Items from a dataset
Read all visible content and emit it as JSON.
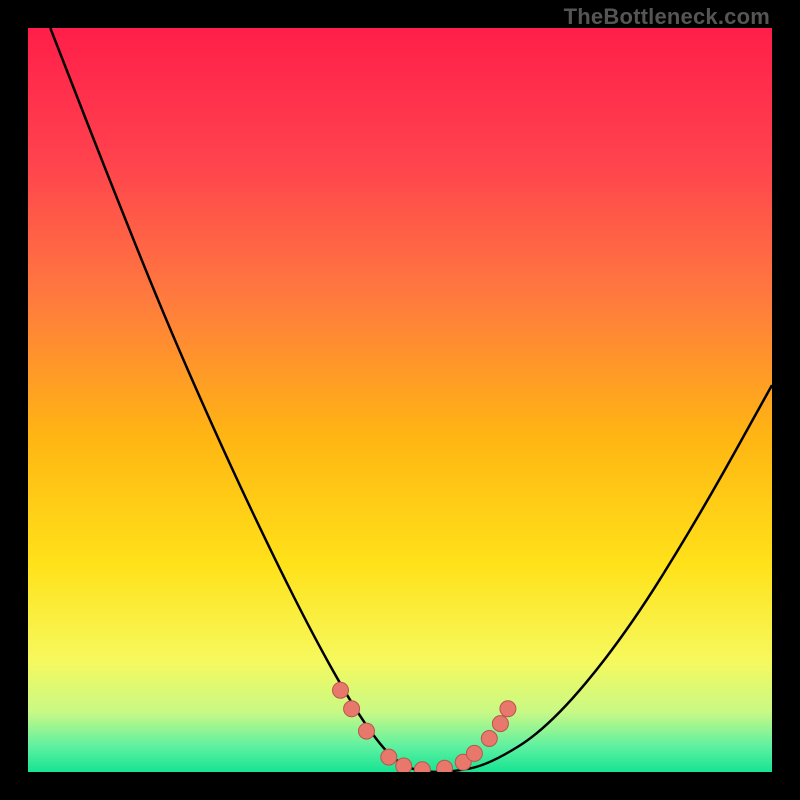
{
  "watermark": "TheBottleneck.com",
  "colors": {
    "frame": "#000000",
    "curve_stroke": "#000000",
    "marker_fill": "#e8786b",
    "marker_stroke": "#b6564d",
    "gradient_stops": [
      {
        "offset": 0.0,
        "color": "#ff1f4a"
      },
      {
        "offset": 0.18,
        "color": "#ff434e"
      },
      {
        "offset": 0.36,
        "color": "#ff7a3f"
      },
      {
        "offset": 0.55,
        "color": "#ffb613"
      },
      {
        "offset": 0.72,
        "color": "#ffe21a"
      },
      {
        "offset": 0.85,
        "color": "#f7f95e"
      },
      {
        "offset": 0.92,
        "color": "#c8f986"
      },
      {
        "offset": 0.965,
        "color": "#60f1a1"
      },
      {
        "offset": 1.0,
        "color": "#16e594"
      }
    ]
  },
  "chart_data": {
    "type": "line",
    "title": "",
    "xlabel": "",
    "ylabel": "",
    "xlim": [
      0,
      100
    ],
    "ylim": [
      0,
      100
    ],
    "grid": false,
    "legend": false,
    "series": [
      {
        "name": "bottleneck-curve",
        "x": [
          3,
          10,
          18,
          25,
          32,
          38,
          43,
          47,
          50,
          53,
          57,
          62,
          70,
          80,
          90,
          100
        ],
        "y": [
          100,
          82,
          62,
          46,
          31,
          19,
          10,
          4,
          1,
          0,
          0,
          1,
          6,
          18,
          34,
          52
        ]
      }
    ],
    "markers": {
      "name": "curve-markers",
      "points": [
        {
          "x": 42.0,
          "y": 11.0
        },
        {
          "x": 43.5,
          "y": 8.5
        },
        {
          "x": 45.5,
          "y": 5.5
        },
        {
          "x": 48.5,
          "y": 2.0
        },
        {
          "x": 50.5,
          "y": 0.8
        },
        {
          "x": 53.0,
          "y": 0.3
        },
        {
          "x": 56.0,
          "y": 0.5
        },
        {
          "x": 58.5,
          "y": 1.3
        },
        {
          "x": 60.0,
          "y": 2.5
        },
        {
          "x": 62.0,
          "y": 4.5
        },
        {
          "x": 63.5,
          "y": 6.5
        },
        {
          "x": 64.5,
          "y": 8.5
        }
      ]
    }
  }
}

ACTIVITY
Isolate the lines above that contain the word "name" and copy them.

TASK OUTPUT
        "name": "bottleneck-curve",
      "name": "curve-markers",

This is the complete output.